- If you do stop working for a long time, don’t give up searching for a job when you’re ready. One is out there, just keep looking and be open to new experiences. This one is mostly for me, because I needed to hear it right now. Carry on.
- Put your relationship with your partner before your kids. That’s right, kids come second. You’re probably not surprised to see this, given the number of date nights and trips to Vegas we took. Hell, we even attended tech conferences together in order to spend more time with each other. And that’s the lesson — parenting is intense, 24-hr, you-can-never-stop-even-if-you-try-really-hard work, and if you don’t consciously think of your relationship, there will be consequences. You have to put extra work into your adult relationship if it is going to survive the crusade that is parenting. The greatest gift you can give your children is a happy family, and a happy family includes happy parents, and happy parents need time to connect with each other. In other words, put a lock on the door and spend quiet time together and be naked and talk about your lives and have lots of sex. Okay, it’s over. Whew. We survived.
- Travel for fun with your kids. One of the most positive changes we made in our lifestyle was when we started taking family trips that were not for work, not for visiting family, just for fun. It doesn’t have to be long and expensive, just get the family out of the house for at least a day and go somewhere and do things that most of you think are fun. Make the effort to have fun with each other in a place with no homework, no chores, no work. Go on roller coasters and down water slides, hike up mountains, throw snowballs at each other, build sand castles, take surfing lessons, visit really old houses, and literally smell the roses. Make those memories that I hope you are recalling as you read this.

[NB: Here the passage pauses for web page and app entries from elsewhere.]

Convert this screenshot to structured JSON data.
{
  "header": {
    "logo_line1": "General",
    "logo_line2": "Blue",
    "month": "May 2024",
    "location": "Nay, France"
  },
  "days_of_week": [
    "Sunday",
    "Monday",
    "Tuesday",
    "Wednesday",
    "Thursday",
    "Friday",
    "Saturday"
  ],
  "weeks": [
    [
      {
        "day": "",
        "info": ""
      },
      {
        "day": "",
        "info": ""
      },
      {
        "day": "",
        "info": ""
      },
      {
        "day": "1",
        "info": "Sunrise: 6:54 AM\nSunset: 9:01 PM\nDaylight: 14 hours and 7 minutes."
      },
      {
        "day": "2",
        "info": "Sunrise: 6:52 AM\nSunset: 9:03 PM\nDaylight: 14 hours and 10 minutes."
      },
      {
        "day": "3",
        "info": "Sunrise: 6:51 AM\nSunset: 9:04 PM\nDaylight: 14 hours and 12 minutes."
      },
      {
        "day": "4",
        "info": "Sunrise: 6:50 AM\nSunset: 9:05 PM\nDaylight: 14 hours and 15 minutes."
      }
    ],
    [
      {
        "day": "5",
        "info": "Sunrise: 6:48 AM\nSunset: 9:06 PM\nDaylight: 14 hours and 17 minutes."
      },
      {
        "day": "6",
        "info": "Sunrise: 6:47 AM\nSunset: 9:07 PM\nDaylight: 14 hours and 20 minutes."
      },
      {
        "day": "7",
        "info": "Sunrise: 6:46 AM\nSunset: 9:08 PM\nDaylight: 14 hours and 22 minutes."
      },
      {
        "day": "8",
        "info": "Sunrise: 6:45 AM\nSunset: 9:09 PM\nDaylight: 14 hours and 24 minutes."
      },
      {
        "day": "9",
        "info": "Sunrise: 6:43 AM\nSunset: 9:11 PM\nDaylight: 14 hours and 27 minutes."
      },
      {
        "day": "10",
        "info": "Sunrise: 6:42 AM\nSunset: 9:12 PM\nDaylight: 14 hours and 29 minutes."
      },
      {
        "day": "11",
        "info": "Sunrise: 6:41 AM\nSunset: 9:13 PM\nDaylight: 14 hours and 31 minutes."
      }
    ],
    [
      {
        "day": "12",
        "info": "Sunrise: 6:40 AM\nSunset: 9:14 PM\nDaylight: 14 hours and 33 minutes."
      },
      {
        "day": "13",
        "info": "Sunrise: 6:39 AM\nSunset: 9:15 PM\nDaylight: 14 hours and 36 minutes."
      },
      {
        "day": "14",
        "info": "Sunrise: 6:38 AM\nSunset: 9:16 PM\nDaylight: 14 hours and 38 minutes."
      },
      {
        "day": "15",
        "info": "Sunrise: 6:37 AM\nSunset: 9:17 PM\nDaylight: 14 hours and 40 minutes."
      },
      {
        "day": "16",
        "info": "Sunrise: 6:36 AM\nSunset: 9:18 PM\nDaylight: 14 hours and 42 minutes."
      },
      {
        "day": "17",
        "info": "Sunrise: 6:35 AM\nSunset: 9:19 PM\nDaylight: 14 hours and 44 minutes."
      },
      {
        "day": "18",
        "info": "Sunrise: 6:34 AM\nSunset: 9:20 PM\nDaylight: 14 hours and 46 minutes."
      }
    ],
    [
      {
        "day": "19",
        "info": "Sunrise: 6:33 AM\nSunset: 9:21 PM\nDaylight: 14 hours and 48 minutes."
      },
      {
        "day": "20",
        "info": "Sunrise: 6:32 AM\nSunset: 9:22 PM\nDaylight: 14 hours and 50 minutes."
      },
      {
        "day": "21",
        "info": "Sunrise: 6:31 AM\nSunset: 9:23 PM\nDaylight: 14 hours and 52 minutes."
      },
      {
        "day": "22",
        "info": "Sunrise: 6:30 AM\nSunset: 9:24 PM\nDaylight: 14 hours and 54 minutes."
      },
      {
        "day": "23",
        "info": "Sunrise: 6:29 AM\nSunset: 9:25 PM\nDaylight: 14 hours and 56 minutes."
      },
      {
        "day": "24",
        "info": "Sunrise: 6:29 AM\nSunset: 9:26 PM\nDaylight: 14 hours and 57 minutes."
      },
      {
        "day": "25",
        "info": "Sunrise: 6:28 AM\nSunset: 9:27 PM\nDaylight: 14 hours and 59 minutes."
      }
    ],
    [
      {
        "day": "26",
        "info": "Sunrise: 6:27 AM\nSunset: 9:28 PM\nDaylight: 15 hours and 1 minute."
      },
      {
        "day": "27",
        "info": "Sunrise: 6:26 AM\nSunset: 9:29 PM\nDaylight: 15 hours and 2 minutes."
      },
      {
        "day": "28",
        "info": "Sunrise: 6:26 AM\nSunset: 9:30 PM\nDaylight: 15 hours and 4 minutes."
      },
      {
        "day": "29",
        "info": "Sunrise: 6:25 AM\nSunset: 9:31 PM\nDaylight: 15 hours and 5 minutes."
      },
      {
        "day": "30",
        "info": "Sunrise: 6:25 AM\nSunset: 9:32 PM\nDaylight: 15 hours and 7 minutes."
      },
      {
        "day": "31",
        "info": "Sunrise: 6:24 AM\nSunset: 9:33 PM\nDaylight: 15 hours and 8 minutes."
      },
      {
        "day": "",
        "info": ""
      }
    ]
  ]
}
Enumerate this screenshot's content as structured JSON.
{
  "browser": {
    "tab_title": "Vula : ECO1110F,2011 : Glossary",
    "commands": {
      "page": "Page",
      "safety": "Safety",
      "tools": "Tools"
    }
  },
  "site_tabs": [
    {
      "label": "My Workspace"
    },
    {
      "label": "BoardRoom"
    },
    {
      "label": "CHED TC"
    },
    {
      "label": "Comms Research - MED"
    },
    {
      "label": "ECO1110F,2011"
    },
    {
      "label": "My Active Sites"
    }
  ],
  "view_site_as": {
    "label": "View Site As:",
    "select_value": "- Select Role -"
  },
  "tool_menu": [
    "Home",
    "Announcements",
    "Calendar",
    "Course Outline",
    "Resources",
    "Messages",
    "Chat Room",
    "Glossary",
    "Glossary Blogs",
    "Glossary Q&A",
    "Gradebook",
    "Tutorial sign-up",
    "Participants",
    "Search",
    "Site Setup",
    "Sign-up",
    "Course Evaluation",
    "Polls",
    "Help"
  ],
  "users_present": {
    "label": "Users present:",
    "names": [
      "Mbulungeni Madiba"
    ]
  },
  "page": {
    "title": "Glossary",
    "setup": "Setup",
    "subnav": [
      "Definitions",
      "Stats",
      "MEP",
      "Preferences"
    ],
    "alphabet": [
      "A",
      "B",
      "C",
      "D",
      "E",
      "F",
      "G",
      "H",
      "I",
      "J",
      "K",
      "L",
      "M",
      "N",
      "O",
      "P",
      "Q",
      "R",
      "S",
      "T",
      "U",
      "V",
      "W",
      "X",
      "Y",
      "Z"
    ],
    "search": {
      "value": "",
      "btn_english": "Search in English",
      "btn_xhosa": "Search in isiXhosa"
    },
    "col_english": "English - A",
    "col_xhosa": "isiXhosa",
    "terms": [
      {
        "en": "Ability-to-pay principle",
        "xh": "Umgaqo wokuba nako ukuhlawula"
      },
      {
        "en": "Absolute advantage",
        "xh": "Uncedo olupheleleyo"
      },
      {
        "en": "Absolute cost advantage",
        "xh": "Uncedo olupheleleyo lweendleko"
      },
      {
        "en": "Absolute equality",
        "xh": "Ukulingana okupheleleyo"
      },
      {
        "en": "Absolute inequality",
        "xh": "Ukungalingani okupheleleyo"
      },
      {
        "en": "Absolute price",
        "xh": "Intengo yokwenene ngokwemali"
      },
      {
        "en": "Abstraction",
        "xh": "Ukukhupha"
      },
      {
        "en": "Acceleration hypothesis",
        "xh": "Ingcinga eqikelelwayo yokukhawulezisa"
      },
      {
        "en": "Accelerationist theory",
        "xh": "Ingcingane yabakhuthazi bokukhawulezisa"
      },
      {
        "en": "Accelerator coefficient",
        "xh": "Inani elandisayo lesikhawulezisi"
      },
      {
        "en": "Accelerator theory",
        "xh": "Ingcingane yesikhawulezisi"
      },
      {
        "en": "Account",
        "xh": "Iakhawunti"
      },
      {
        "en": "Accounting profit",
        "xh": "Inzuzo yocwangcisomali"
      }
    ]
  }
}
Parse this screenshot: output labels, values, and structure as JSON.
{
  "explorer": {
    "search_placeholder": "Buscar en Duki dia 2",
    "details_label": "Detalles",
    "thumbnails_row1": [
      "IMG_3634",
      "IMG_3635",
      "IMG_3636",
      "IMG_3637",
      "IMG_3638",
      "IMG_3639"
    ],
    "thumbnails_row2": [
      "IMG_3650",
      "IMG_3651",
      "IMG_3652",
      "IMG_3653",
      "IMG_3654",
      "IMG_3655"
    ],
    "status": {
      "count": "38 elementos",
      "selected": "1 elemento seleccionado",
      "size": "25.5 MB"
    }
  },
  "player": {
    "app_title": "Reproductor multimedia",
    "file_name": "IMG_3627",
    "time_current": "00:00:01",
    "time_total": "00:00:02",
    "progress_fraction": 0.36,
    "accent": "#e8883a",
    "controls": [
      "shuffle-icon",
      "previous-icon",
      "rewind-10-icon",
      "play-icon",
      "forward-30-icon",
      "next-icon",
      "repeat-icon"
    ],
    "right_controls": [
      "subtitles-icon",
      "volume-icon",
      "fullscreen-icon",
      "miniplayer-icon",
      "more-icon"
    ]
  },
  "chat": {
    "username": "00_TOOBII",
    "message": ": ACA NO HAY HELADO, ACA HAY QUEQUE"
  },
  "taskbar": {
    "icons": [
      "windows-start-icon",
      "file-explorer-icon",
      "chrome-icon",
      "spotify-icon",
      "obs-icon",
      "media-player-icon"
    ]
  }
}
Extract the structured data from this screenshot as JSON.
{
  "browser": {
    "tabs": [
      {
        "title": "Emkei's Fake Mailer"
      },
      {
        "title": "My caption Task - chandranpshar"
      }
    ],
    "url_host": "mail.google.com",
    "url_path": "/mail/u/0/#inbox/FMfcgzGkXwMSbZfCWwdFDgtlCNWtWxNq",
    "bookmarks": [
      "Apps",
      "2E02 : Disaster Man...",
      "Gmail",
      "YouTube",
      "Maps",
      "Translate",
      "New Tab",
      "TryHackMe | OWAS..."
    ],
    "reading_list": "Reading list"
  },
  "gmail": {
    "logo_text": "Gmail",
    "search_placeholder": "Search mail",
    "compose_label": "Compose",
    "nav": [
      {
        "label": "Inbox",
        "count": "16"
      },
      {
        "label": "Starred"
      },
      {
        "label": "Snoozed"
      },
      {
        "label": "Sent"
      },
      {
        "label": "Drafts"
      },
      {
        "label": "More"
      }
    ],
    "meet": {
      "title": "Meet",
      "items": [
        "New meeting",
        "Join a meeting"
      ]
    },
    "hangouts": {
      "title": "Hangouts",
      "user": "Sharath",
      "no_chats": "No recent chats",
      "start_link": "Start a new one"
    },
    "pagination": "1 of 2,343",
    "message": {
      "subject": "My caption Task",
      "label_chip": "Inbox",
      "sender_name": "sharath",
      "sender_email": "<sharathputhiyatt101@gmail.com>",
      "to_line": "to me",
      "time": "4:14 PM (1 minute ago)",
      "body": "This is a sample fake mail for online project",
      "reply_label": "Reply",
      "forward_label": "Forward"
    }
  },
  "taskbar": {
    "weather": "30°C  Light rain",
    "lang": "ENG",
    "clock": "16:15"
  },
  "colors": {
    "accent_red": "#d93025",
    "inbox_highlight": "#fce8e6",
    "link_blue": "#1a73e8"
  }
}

- Don’t be afraid to change your mind or admit that you’re wrong. Every day, you will learn new ways to cope with life, and parenting, and each child’s individual challenges. This minute, as I sit in my comfy Ikea office chair with my giant sweater and beer as you all read and watch TV, I feel like I have a pretty good handle on my role as a parent. But by tomorrow (or maybe even ten minutes from now when we’re putting you to bed), I’ll be reeling from some revelation, some new need or want or demand that I’m not prepared to deal with. So I’ll adjust and I’ll reevaluate and I’ll do my best to navigate that. Because I can’t predict the future, I can only do my best with what I’ve got right now, and I would never evolve as person or as a mother if I insisted upon maintaining all previously set standards and expectations, as everything in the world around me changes. For all I know, this entire post will be null-and-void by the time you have children because I’ll have changed my mind about everything and that’s okay.
Now feel free to call me (I’m sure by now I have a satellite phone chip implanted in my head so I can receive calls anytime, even while on the beach in Bali), thank me, and invite me to the birth of my grandchild.
I love you no matter what.